Thanks to Dan Battagin for writing this blog post.
OK, so I’m sure everyone knows about the Freeze Panes feature in Excel – it’s been around forever, and it’s pretty useful in certain circumstances where you want to keep a row (or more) of data at the top of the sheet, or column on the side of the sheet – especially for filtering. Of course, we’ve made it a little less necessary in the 2007 and 2010 releases, since table headers (2007) and now table filters (2010) automatically camp out in the row headers so that you can easily see and filter any information in a table.
Convenient column header – without freeze panes – nice.
I like this new functionality, but I often find myself wanting to create a chart to summarize some data in the table – usually to see the chart continue to grow as I continue adding data to the table, showing me a trend over time. Once I do this, I’m constantly scrolling up and down (up to see the chart, and down to enter new data). What I really want is a feature that only scrolls the table rows, and not the whole sheet…which of course, Excel doesn’t have. (It’s almost like freeze panes, except with an extra set of scrollbars, so that you can scroll each of 4 frozen panes independently…though that leads to other problems.) Oh, and since I can read your mind – I can’t use freeze panes with the chart ‘in the freeze’ because I’ve got a super-small notebook, with very limited vertical screen space. To freeze panes, I’d end up with a whopping two rows that scrolled vertically!
Here’s a sample spreadsheet that illustrates the problem, where I track the weight of my two cats, Silver and Bullet (brothers), who like to eat more like dogs, than cats.
What I want (note the vertical scrollbar in the middle), even though the design ‘falls apart’ a bit when you actually think about it.
OK, so what’s my solution?
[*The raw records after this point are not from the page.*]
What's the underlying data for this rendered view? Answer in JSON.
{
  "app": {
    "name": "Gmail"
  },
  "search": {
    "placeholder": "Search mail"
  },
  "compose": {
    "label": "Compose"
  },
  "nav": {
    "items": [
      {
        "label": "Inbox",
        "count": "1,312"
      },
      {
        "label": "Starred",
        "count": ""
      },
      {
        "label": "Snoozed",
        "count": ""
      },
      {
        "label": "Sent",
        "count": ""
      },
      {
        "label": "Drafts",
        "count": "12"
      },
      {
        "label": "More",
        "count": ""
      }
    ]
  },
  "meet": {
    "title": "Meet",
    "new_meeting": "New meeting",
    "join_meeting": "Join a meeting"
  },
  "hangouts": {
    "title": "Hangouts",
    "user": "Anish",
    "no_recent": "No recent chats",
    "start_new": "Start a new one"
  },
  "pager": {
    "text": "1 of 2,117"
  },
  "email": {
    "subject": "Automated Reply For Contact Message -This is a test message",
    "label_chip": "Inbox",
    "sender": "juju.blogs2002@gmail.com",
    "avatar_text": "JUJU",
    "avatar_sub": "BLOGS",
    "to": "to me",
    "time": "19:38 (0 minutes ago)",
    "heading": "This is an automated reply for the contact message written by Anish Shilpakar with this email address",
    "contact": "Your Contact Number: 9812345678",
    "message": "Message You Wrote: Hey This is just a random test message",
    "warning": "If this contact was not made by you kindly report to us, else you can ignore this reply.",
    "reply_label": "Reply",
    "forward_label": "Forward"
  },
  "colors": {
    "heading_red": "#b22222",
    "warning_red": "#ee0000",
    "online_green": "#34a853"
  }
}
While it may be a bit anti-climactic, it’s to simply move the chart(s) down the page as the visible range changes, making sure that it always stays in generally the same spot visually. I’m sure there’s a better way to write the code – feel free to propose options!
To add this code to your own project, just take the following steps (or open the attached project):
- press Alt+F11 to open up the VBA editor
- Open the Sheet class for the sheet that contains your table and chart (Sheet1 in my case)
- Add the following code inside the editor.:
Private Sub Worksheet_SelectionChange(ByVal Target As Range)
Dim vOffset As Double
Dim currentRow As Long
currentRow = Me.Application.ActiveWindow.scrollRow
If previousRow <> currentRow Then
If previousRow = 0 Then
previousRow = Me.Application.ActiveWindow.scrollRow
‘ reposition charts
For Each c In ActiveSheet.ChartObjects
vOffset = c.Top – Me.Rows(previousRow).Top
c.Top = Me.Rows(currentRow).Top + vOffset
previousRow = currentRow
- When you’re done, just close the VBA editor, and scroll away (vertically). Any charts you have on the sheet should stay in their relative positions, within the visible range of the sheet as you scroll vertically.
Anytime you have a really long table of data, and especially if you have a small screen resolution (netbook or iPad anybody?) this can be a lifesaver, or at least a convenience. Of course, you can take this example even further to handle horizontal scrolling as well as vertical, but I’ll leave that as an exercise for the reader. Now, if you’ll excuse me I’ve got to go weigh my cats.